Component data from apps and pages
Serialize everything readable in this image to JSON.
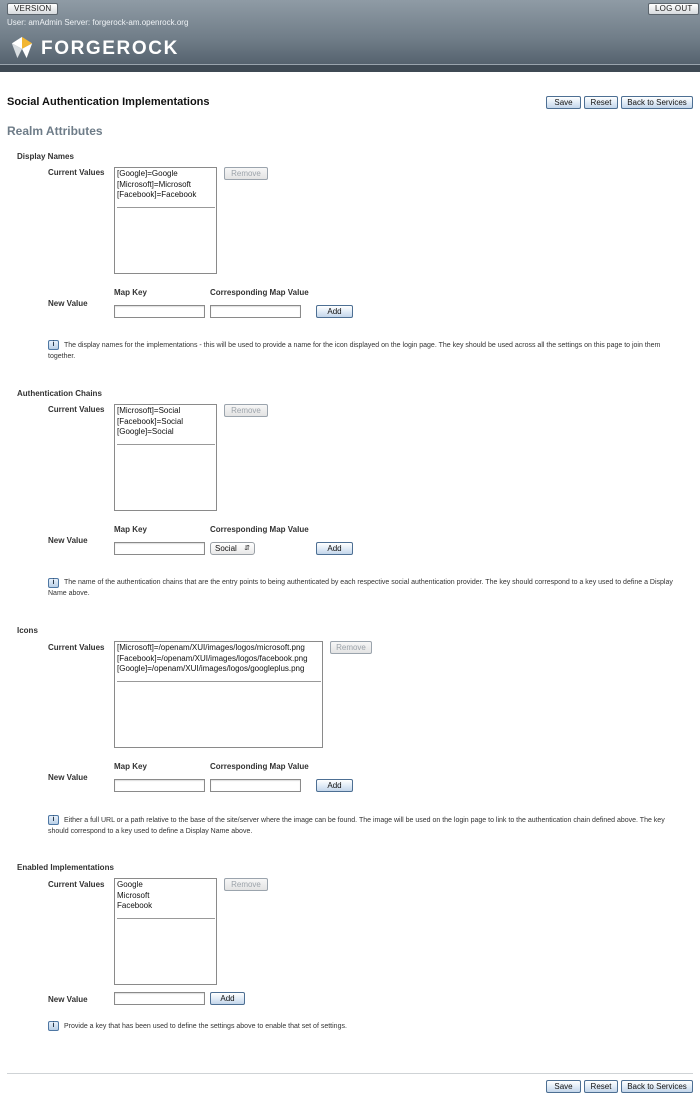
{
  "masthead": {
    "version_label": "VERSION",
    "logout_label": "LOG OUT",
    "user_line": "User: amAdmin   Server: forgerock-am.openrock.org",
    "logo_text": "FORGEROCK"
  },
  "page": {
    "title": "Social Authentication Implementations",
    "realm_title": "Realm Attributes",
    "save_label": "Save",
    "reset_label": "Reset",
    "back_label": "Back to Services"
  },
  "labels": {
    "current_values": "Current Values",
    "new_value": "New Value",
    "map_key": "Map Key",
    "map_value": "Corresponding Map Value",
    "remove": "Remove",
    "add": "Add"
  },
  "display_names": {
    "title": "Display Names",
    "values": [
      "[Google]=Google",
      "[Microsoft]=Microsoft",
      "[Facebook]=Facebook"
    ],
    "help": "The display names for the implementations - this will be used to provide a name for the icon displayed on the login page. The key should be used across all the settings on this page to join them together."
  },
  "auth_chains": {
    "title": "Authentication Chains",
    "values": [
      "[Microsoft]=Social",
      "[Facebook]=Social",
      "[Google]=Social"
    ],
    "select_value": "Social",
    "help": "The name of the authentication chains that are the entry points to being authenticated by each respective social authentication provider. The key should correspond to a key used to define a Display Name above."
  },
  "icons": {
    "title": "Icons",
    "values": [
      "[Microsoft]=/openam/XUI/images/logos/microsoft.png",
      "[Facebook]=/openam/XUI/images/logos/facebook.png",
      "[Google]=/openam/XUI/images/logos/googleplus.png"
    ],
    "help": "Either a full URL or a path relative to the base of the site/server where the image can be found. The image will be used on the login page to link to the authentication chain defined above. The key should correspond to a key used to define a Display Name above."
  },
  "enabled": {
    "title": "Enabled Implementations",
    "values": [
      "Google",
      "Microsoft",
      "Facebook"
    ],
    "help": "Provide a key that has been used to define the settings above to enable that set of settings."
  },
  "info_icon_glyph": "i"
}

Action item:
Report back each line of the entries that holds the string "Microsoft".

Task output:
      "[Microsoft]=Microsoft",
      "[Microsoft]=Social",
      "[Microsoft]=/openam/XUI/images/logos/microsoft.png",
      "Microsoft",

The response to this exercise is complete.